Today we took a side trip to Essaouira, a coastal town a few hundred kilometers from Marrakesh. Like all the cities we've visited so far, it contained a medina surrounded by impressive looking ramparts. It also contained a section labeled Mellah. Apparently, anytime you come across a 'Mellah' quarter, you've stumbled onto the old Jewish section of town.
Whether it was in Rabat, Sale or El Jadida, the only indication that you were in a Jewish area was the notation on the map. Most of these cities contained Jewish cemeteries, but we never managed to visit one.
It was in Essaouira, however, that our luck changed. Not only did we find two different shuls we could tour, we managed to find something even more rare: a Moroccan Jew. We met Haim, who has spent the last 4 years restoring one of the shuls in Mellah. He took some time out to share some additional history of the area. You can find the website for the restoration project here.
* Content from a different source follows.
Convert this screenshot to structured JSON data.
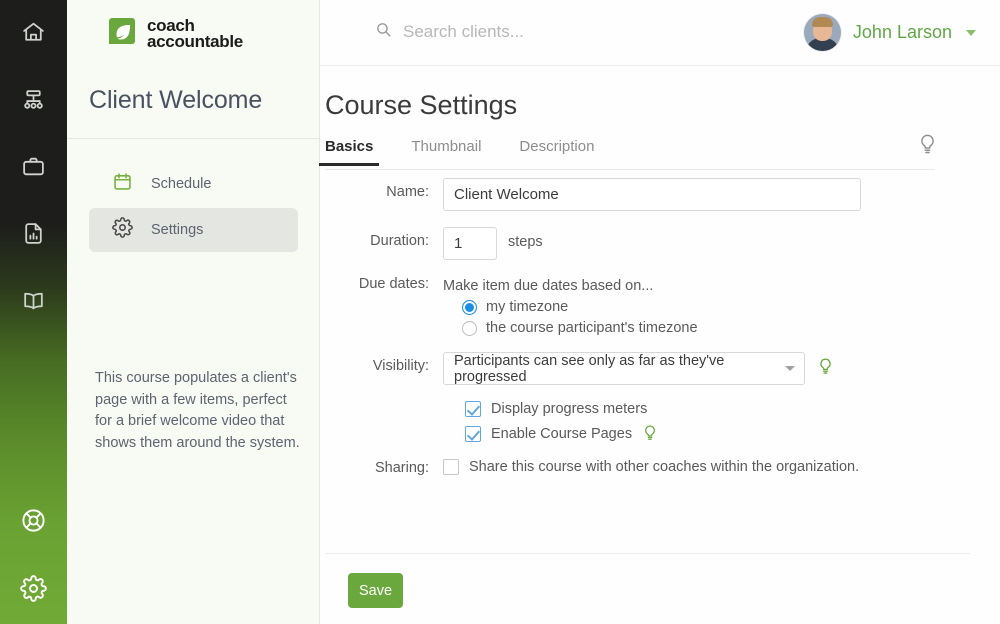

At its high point, there were 39 shuls in the Medina, and only 3 mosques. All but one of the shul's were part of homes, with the shul Haim was renovating, being the only one that was a dedicated building. The town had a Jewish majority, going back to its creation in the 1700's, where it was established as a world wide trade port. Even in their heyday, the shuls were always modest from the outside, to the point of being almost invisible. Inside however, they could be as extravagant as they wanted.
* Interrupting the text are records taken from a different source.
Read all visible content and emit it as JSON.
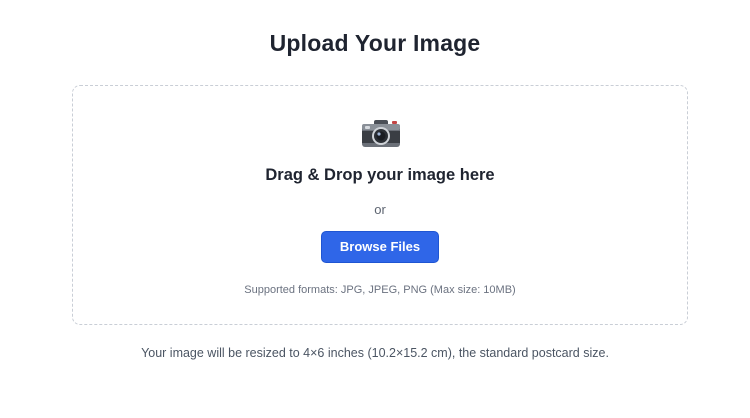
{
  "header": {
    "title": "Upload Your Image"
  },
  "dropzone": {
    "icon": "camera-icon",
    "heading": "Drag & Drop your image here",
    "separator": "or",
    "browse_label": "Browse Files",
    "formats": "Supported formats: JPG, JPEG, PNG (Max size: 10MB)"
  },
  "footer": {
    "note": "Your image will be resized to 4×6 inches (10.2×15.2 cm), the standard postcard size."
  },
  "colors": {
    "accent": "#2f66e8",
    "border": "#c9ced6",
    "text": "#1f2430",
    "muted": "#6b7280"
  }
}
The rest of Essaouira didn't disappoint. The port was especially picturesque, including impressive ramparts you could tour. In honor of being so close to the sea, I had sardines for lunch. Yum! I could have had any number of sea creatures on display at the market, you simply point to what's laying out and apparently they will cook it up for you.
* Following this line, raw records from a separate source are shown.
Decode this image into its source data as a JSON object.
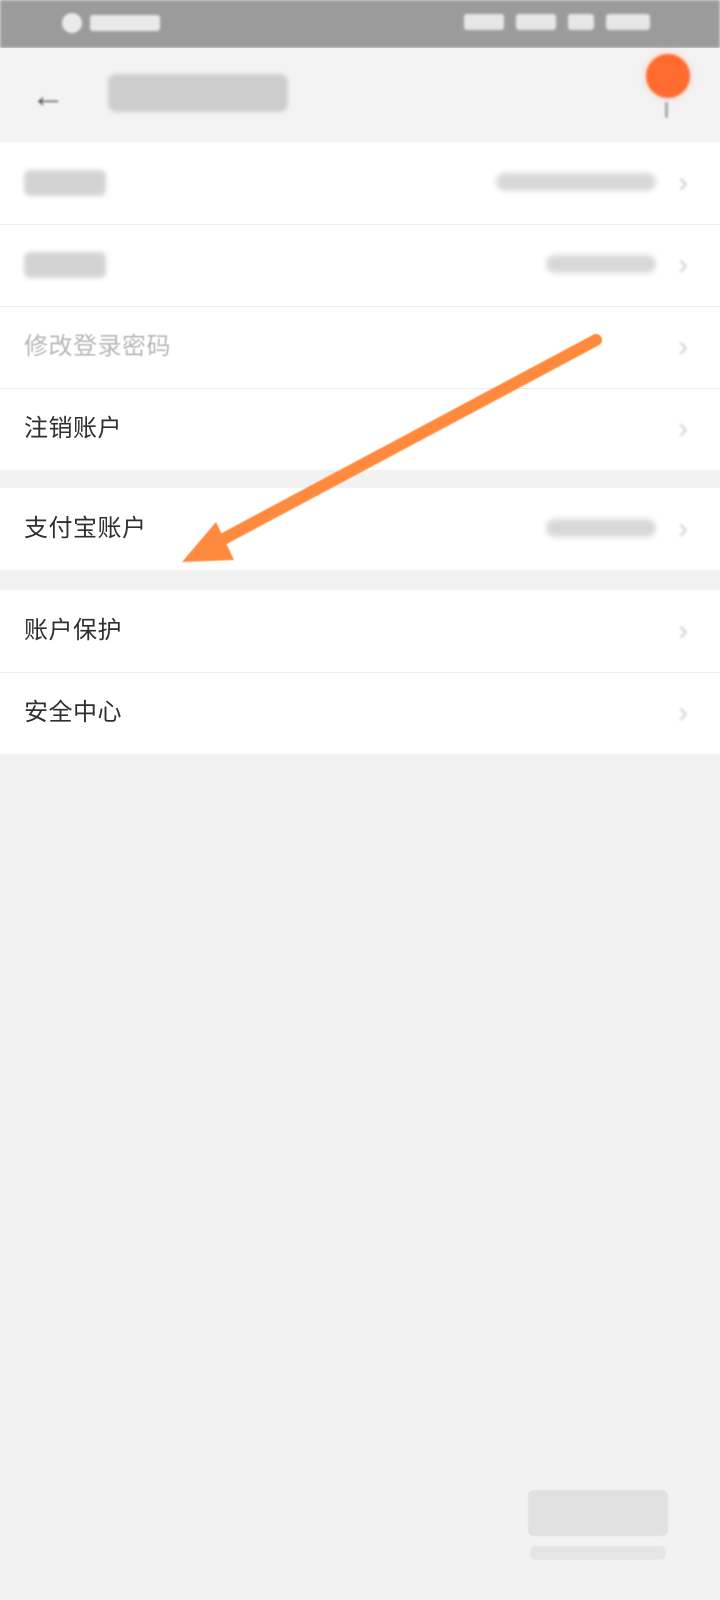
{
  "header": {
    "back_icon": "arrow-left-icon",
    "notify_color": "#ff6a2e"
  },
  "sections": [
    {
      "rows": [
        {
          "label_text": "",
          "label_visible": false,
          "value_visible": true
        },
        {
          "label_text": "",
          "label_visible": false,
          "value_visible": true
        },
        {
          "label_text": "修改登录密码",
          "label_visible": true,
          "muted": true
        },
        {
          "label_text": "注销账户",
          "label_visible": true,
          "muted": false
        }
      ]
    },
    {
      "rows": [
        {
          "label_text": "支付宝账户",
          "label_visible": true,
          "muted": false
        }
      ]
    },
    {
      "rows": [
        {
          "label_text": "账户保护",
          "label_visible": true,
          "muted": false
        },
        {
          "label_text": "安全中心",
          "label_visible": true,
          "muted": false
        }
      ]
    }
  ],
  "colors": {
    "background": "#f2f2f2",
    "row_background": "#ffffff",
    "text": "#2f2f2f",
    "muted_text": "#b8b8b8",
    "annotation_arrow": "#ff8a3d"
  }
}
On our way back to Marrakesh, we stopped at Marjane, a sort of Wal-Mart in Morocco. I've got to say, it's pretty dang impressive. You could buy everything from groceries to electronics, just like you would in the US. Shira and I like to visit grocery stores when traveling in other countries, and this was like hitting the jackpot. It's also quite a contrast shopping in a very Western store, and then getting on the road and dodging donkey carts and such. But that's just how Morocco is.